The rise of China, its impact on Asia, the Arab Spring, nuclear power, terrorism, the tensions between Islam and the West, Africa’s rocky road to development, the financial crisis, climate change, resource crises and more are all here, but from my perspective some of the most compelling shifts we are witnessing as a result of globalization are found in the chapters on culture and society which highlight how our organizations, communities and behaviors are changing. A few highlights that you should not miss as you read:
- Clyde Prestowitz’s 2004 essay The Great Reverse – the first in the book – which sets the scene by highlighting 3 waves of globalization over the last 500 years.
- A 2012 call by Pascal Lamy, Director-General of the World Trade Organization for governments worldwide to recognize the Fallacy of Protectionism.
- Immanuel Wasserstein’s 2009 plea to take a look at Where is the World Headed? It identifies geopolitics and the world economy as critical areas of turbulence ahead – which need cooperation beyond national borders to address.
- Dilip Hiro picks up the paradigm of the emerging relationships between multipolar powers in his article, World Order Without a Hegemon: Compete and Cooperate.
- Bob Clifford’s essay on Marketing Humanitarian Crises, which highlights just how much media (and social media) are influencing our attention and engagement with issues.
- In Megacities, Mega Dreams for a Connected World, Suketu Mehta shows how the acceleration of urbanization is not just about economic advancement, it’s a desire for freedom.
- The rise of civil society and increased activism around the world is charted in Guobin Yang’s essay A Civil Society Emerges from Earthquake Rubble.
- Patrick Sabatier’s thought-provoking piece is A Clash of Civilisations in Europe?
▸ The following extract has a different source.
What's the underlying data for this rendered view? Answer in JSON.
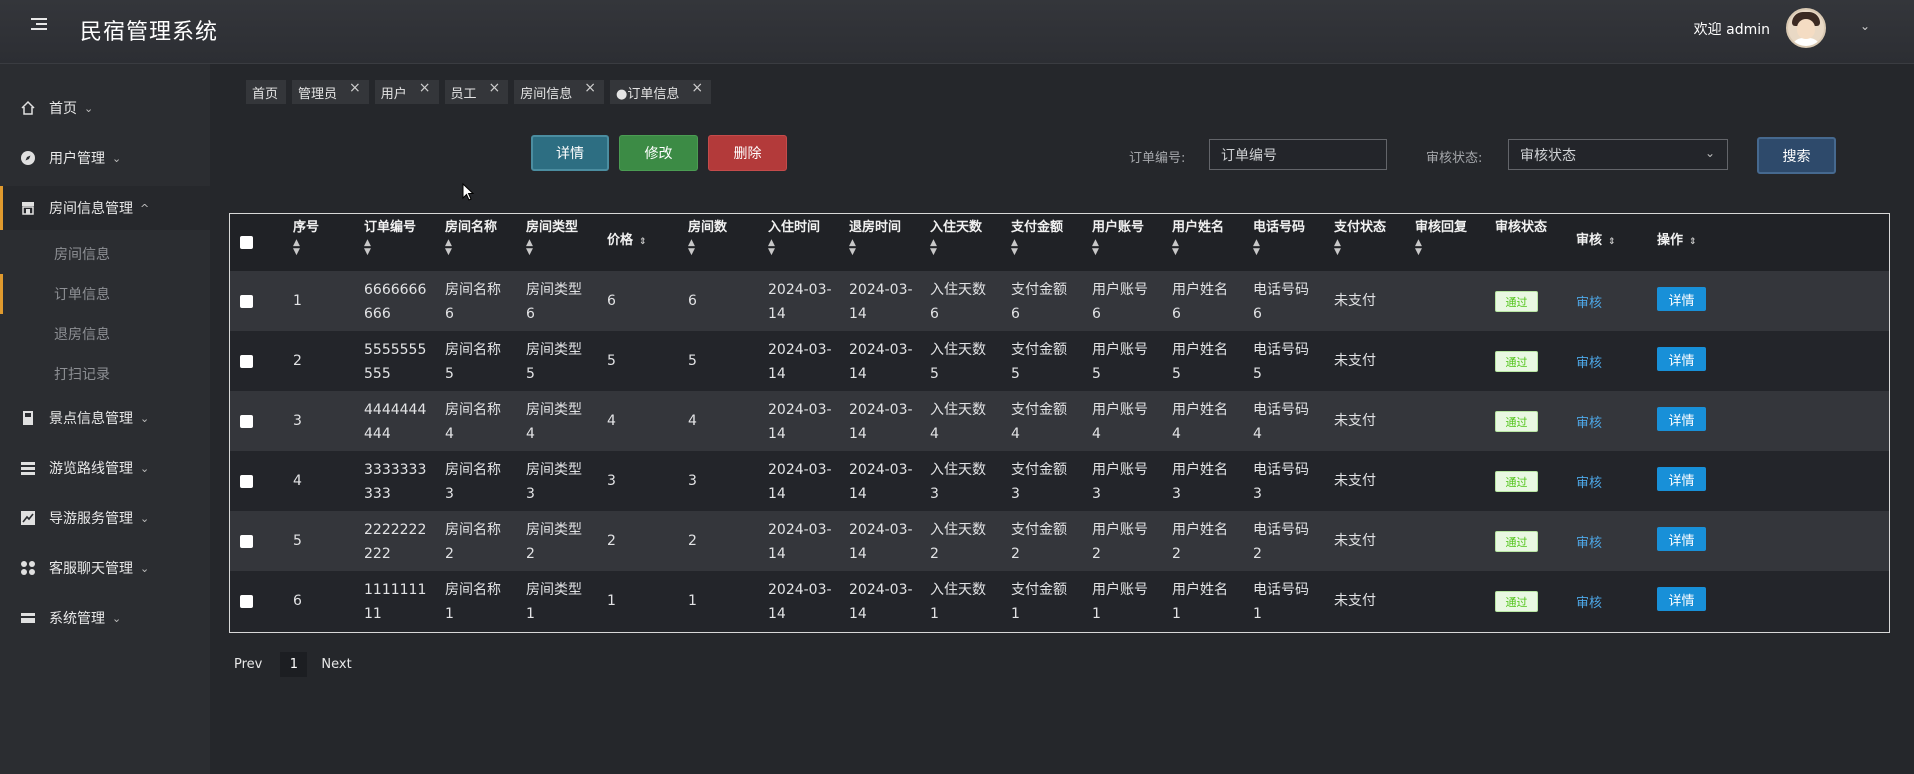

Relevant at the time of writing in 2006, and perhaps even more so now, it discusses the impact of tensions in Europe around Islam – including the roles of both sides and the media.
- In Confucius versus Avatar – The Winner Is… Mary Kay Magistad explores the uneasy coexistence of media and censorship in China – and the rising voice of the people.
- Rohini Nilekani seeks lessons in our management of oil over time to apply to the growing challenge of water scarcity in his essay Is Water the Next Oil?
- In The Double Edge of Globalization, Nayan Chanda suggests that the failure to appreciate the growing interdependence of the world’s countries and economies – and its impact – could risk the world drifting towards crisis. A root cause is the inadequacy of the international system to address the global challenges we face. But he does not blame the UN – rather the sovereign governments who are unwilling or unable to work across borders on these issues. Unfortunately, this remains the case some five years later.
- In New Energy Frontiers Expand Global Connections, Alexis Ringwald outlines how India’s future energy challenges are unleashing innovation in renewable energies, which are fast becoming a mantra for India’s future development.
As the story of globalization 21st century-style continues to unfold, reflecting on the lessons and challenges of both the recent and more distant past is critical to understand the options as we move forward – together, as nations, societies, communities and individuals – and the potential impact of our collective choices. This book will serve as an invaluable and thoughtful reference along the journey. Thank you to the team at YaleGlobal for allowing me the chance to review it.